It is true that there were also a number of internal disagreements among students themselves. Some students were opposed only to the KMT’s undemocratic measures in passing the CSSTA trade bill but not the trade bill itself, still others, coming from a more Left-wing perspective, were opposed to free trade altogether. No consensus was ever reached between the different ideologies that coexisted within the Sunflower Movement, though there were splits regarding more radical elements that saw the leaders of the student occupation in the Legislative Yuan as too bent on keeping up a “clean” public image, opposed their centralization of authority, and criticized their closeting of their own Left-leaning political positions. In retrospect, for example, the protest on March 30th could have very well become a revolutionary situation, where 500,000 people were gathered in Taipei and, if they had refused to leave, almost certainly riot police would have been deployed against them.

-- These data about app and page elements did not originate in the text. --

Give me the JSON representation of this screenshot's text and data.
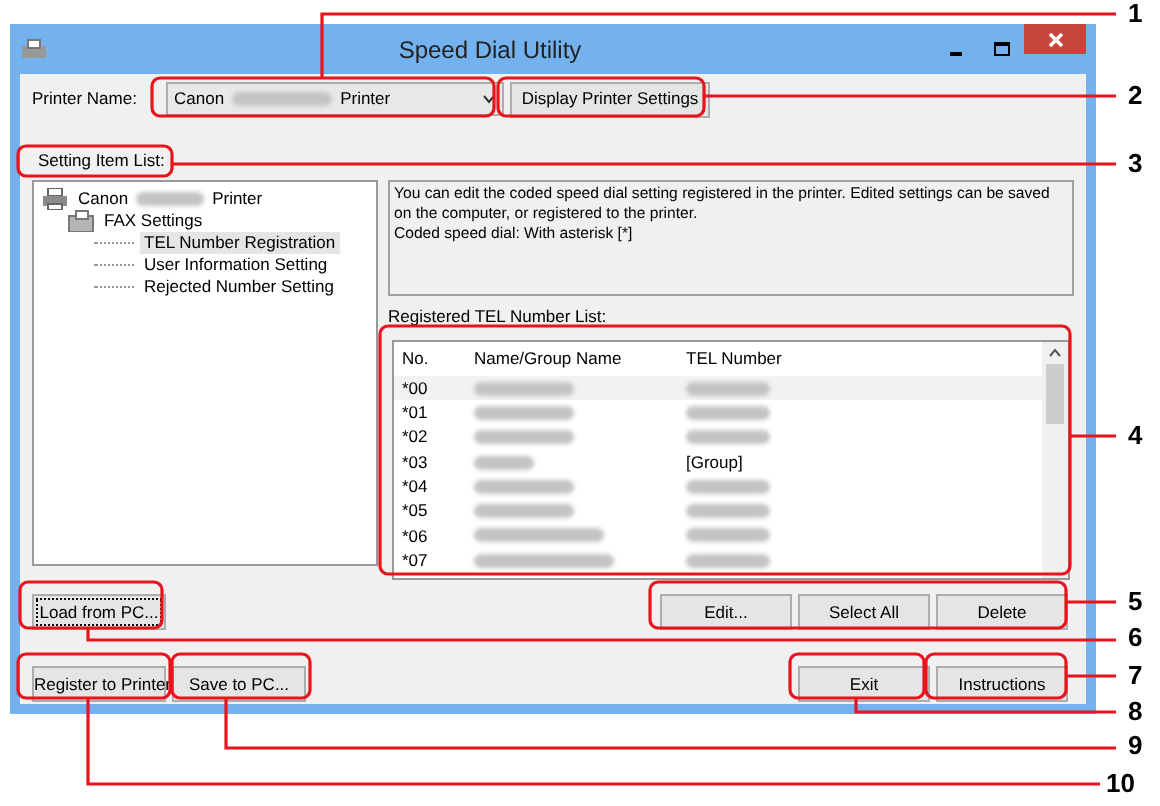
{
  "window": {
    "title": "Speed Dial Utility"
  },
  "printer": {
    "label": "Printer Name:",
    "value_start": "Canon",
    "value_end": "Printer",
    "button": "Display Printer Settings"
  },
  "setting_list": {
    "label": "Setting Item List:",
    "tree": [
      {
        "label_start": "Canon",
        "label_end": "Printer",
        "kind": "printer",
        "selected": false,
        "children": [
          {
            "label": "FAX Settings",
            "kind": "fax",
            "selected": false,
            "children": [
              {
                "label": "TEL Number Registration",
                "kind": "leaf",
                "selected": true
              },
              {
                "label": "User Information Setting",
                "kind": "leaf",
                "selected": false
              },
              {
                "label": "Rejected Number Setting",
                "kind": "leaf",
                "selected": false
              }
            ]
          }
        ]
      }
    ]
  },
  "info": [
    "You can edit the coded speed dial setting registered in the printer. Edited settings can be saved on the computer, or registered to the printer.",
    "Coded speed dial: With asterisk [*]"
  ],
  "tel_list": {
    "label": "Registered TEL Number List:",
    "columns": [
      "No.",
      "Name/Group Name",
      "TEL Number"
    ],
    "rows": [
      {
        "no": "*00",
        "selected": true
      },
      {
        "no": "*01",
        "selected": false
      },
      {
        "no": "*02",
        "selected": false
      },
      {
        "no": "*03",
        "tel": "[Group]",
        "selected": false
      },
      {
        "no": "*04",
        "selected": false
      },
      {
        "no": "*05",
        "selected": false
      },
      {
        "no": "*06",
        "selected": false
      },
      {
        "no": "*07",
        "selected": false
      }
    ]
  },
  "list_buttons": [
    "Edit...",
    "Select All",
    "Delete"
  ],
  "load_button": "Load from PC...",
  "bottom_left_buttons": [
    "Register to Printer",
    "Save to PC..."
  ],
  "bottom_right_buttons": [
    "Exit",
    "Instructions"
  ],
  "callouts": [
    "1",
    "2",
    "3",
    "4",
    "5",
    "6",
    "7",
    "8",
    "9",
    "10"
  ]
}
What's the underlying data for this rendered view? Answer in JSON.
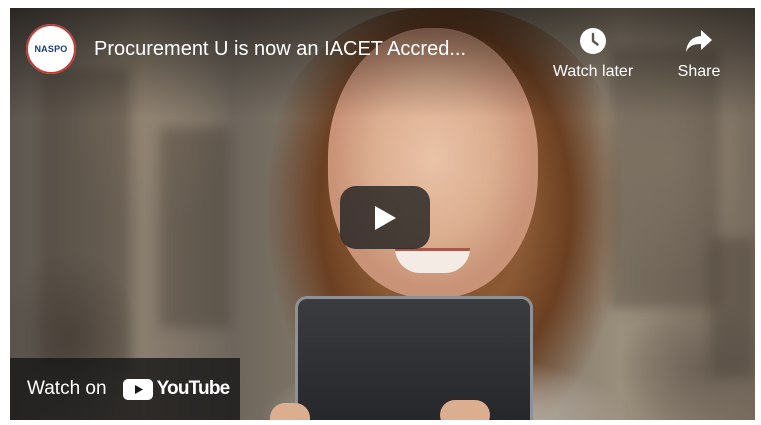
{
  "player": {
    "title": "Procurement U is now an IACET Accred...",
    "channel_logo_text": "NASPO",
    "actions": {
      "watch_later_label": "Watch later",
      "share_label": "Share"
    },
    "play_icon": "play-icon",
    "watch_on_label": "Watch on",
    "youtube_wordmark": "YouTube"
  },
  "colors": {
    "overlay": "#171717",
    "youtube_red": "#ff0000",
    "logo_ring": "#c23b36",
    "logo_text": "#1b3d80"
  }
}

But the organizers of 330 were more interested in orderly withdrawal and, for the most part, the demonstration neatly dissipated by early evening even without having secured any demands from the government through such a show of force.
And where the Sunflower Movement has very clearly not succeeded, it has been in that Taiwan’s international exposure remains as obscure as ever. The Umbrella Movement some months later, for example, attracted the attention of the world in a way that the Sunflower Movement never did, even as it was about a similar issue regarding Chinese encroachment upon Hong Kong’s territorial sovereignty.
But, in looking back at a movement, we can always point at its failures, its shortcomings, and the contingencies that led up to it. What matters in the present is that the Sunflower Movement could happen in Taiwan and that it did happen, that Taiwan’s young stood up and made their voices heard. And, going forward, what matter is how Taiwan’s young will make their voices heard in the future.
We cannot predict when the next instantiation of something as the Sunflower Movement will be. It could happen today, it could happen tomorrow, it could happen ten years from now. But when that moment comes, what matters it to be ready for it, and to recognize its significance. We knew the significance of the Sunflower Movement for Taiwan and the world when it broke out on March 18th of last year, and it has transformed all of us up to the present. Now, more than ever, we know the historical significance of the Sunflower Movement. But what matters if we are to truly take grasp of the changes the Sunflower Movement began is to continue the struggle and to be ready for and attentive to the next time an event as explosive as it makes itself felt.